Mass Thank You Notes

Today’s post is brought to you by a reader’s comment from this post. I thought it was such an important topic, and I couldn’t believe I hadn’t already touched on it!

A common trend to escape actually writing thank you notes is for the recipient of a gift to send a group email or send a thank you note to everyone from work/church/etc. This, though, defeats the purpose of the thank you note, which is to express genuine thanks specifically to a person or family. The most people you should include on a thank you note would be everyone who resides in a single home. So, sending one to Uncle John, Aunt Sue and cousins Mark and Maggie is acceptable. Sending one to all 15 members of the IT department is not.

One minor exception would be to send a group email expressing thanks before following up with a hand-written note.

Ideally, a thank you note is physical (not electronic); it is to one person or family; it is handwritten.

The note doesn’t need to be lengthy. Let the giver know how the gift will be used and that it is appreciated. I always suggest adding in that you appreciate that they attended/missed them and one other personal thing in the note.

Thank you for the topic suggestion!

Addressing Envelopes

imageAddressing an envelope is more important than many people believe. For mass-letters, such as an invitation that is pre-printed, it indicates who is invited to said event. For more casual mailings, it indicates to whom the letter is mailed. While a letter is only signed to be from one person (though it is common and acceptable to sign all of your family members’ names), a letter is often address to numerous people. For example, a birthday party invitation (pre-printed) would indicate on the envelope everyone invited.

Even when addressing close family members, it is  a best practice to formally address the envelope – i.e. Mr., Mrs., etc. For example: Mr. and Mrs. James Evanson.

For addressing children living at home, their magical age for titles is 10. Boys until age 10 are titled as Master. Girls have no title until age 10, at which time they take the title of Miss.

Children do not require last names in the envelope, unless using titles. The exception is when the child’s last name is different from the parents’ last name.

Here is a big misconception (hopefully) cleared up. If a name is not on the envelope, they are no included. Therefore, if a wedding invitation is address to only the couple and not the children, only the couple is invited.

When addressing an envelope to a married couple who have the same name not using titles, the woman’s name actually comes first. There is an old adage of ‘never separate a man from his name.’ For example: Emily  and Garrett Glass. Alternatively with titles is would be Mr. and Mrs. Garrett Glass.

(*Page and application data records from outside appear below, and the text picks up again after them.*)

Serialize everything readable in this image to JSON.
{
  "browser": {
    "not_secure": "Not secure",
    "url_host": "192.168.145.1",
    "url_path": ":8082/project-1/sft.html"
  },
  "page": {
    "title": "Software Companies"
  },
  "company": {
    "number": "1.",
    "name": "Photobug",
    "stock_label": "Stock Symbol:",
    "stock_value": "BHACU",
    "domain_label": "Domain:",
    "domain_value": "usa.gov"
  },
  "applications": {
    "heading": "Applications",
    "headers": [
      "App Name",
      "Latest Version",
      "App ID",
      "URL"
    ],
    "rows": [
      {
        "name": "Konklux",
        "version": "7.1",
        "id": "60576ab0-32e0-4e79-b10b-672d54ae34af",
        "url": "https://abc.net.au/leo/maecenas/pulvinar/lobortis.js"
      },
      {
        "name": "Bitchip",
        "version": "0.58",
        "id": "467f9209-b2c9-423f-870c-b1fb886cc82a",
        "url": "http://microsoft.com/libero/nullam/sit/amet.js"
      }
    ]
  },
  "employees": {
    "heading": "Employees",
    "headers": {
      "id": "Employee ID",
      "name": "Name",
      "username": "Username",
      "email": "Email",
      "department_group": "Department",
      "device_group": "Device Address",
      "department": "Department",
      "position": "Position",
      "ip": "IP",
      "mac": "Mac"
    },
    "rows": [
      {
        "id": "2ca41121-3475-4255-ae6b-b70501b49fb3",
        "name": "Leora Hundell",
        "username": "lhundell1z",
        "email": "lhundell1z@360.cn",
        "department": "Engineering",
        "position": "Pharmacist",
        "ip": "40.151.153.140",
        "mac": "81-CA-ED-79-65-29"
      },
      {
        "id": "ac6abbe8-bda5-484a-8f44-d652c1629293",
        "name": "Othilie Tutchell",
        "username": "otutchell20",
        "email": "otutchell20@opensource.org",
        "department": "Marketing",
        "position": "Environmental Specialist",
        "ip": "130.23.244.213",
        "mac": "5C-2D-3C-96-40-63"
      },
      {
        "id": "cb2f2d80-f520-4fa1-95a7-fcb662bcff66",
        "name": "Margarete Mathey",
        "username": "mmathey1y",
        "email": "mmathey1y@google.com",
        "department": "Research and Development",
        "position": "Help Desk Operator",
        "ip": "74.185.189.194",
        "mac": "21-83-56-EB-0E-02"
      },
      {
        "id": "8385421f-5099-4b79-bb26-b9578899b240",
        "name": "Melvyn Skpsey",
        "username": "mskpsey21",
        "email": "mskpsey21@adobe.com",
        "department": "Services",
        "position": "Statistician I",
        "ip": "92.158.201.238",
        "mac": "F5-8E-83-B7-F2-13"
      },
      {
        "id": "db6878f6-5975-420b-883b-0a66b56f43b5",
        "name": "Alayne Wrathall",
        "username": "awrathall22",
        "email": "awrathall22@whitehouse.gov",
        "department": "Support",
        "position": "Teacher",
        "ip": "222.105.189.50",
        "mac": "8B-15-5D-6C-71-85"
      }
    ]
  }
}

Knowing how to address an envelope can help ensure the intended recipients are included. Bringing back the art of the handwritten letter can also help promote this trick!

Please let me know any questions you may have! As always, thank you for reading!

Halloween Card Collection




The full Halloween 2015 Collection is in store! These are the perfect means to help bring back the art of letter writing. The tin of postcards are $15.00 each, and the cards are $3.50 each. Right now, through the end of September, cards are $3.00 each when you buy two or more! To take advantage of this special, simply email me at emilyeglass(at)gmail(dot)com. I’m thrilled to offer these products at significantly off retail value. It’s important to me to offer a product that is available for everyone.



Getting Back To the Basics

Oh my goodness, I am SO excited to announce that I will be selling Cavallini & Co. cards soon! They are beautiful, vintage cards that will help us all get back to the basics of sending snail mail.vintage cards

Although most EE’s (etiquette experts) now agree that e-mail and e-vites are comparable to their slower counterparts, there is something about receiving a hand-written note that cannot be duplicate
d. The thought and time behind the act cannot be reproduced. Therefore, when this offer presented itself, I decided it was too good to pass up.

BUT! I need your help. Would you prefer more basic, blank cards? Do you like the holiday variety? I’d love to know your preference.

Now, a few fun facts about snail mail. The most formal way to send a letter is stamped and hand-delivered. The theory behind it is it shows the recipient you are willing to pay for the letter to be delivered, but it’s important enough to you to deliver in person. In my opinion, anything delivered electronically should be saved for informal get-togethers and close friends, NOT weddings or other formal events. However, save-the-dates are, overall, considered to be appropriate to be delivered electronically.

As a practice, I tend to send post cards and letters via snail mail for most holidays. Holidays are very important to me, and this is just one way to make them even more special. So, which is your preference for receiving mail – electronically or snail?

Excuse me while I go check the mail…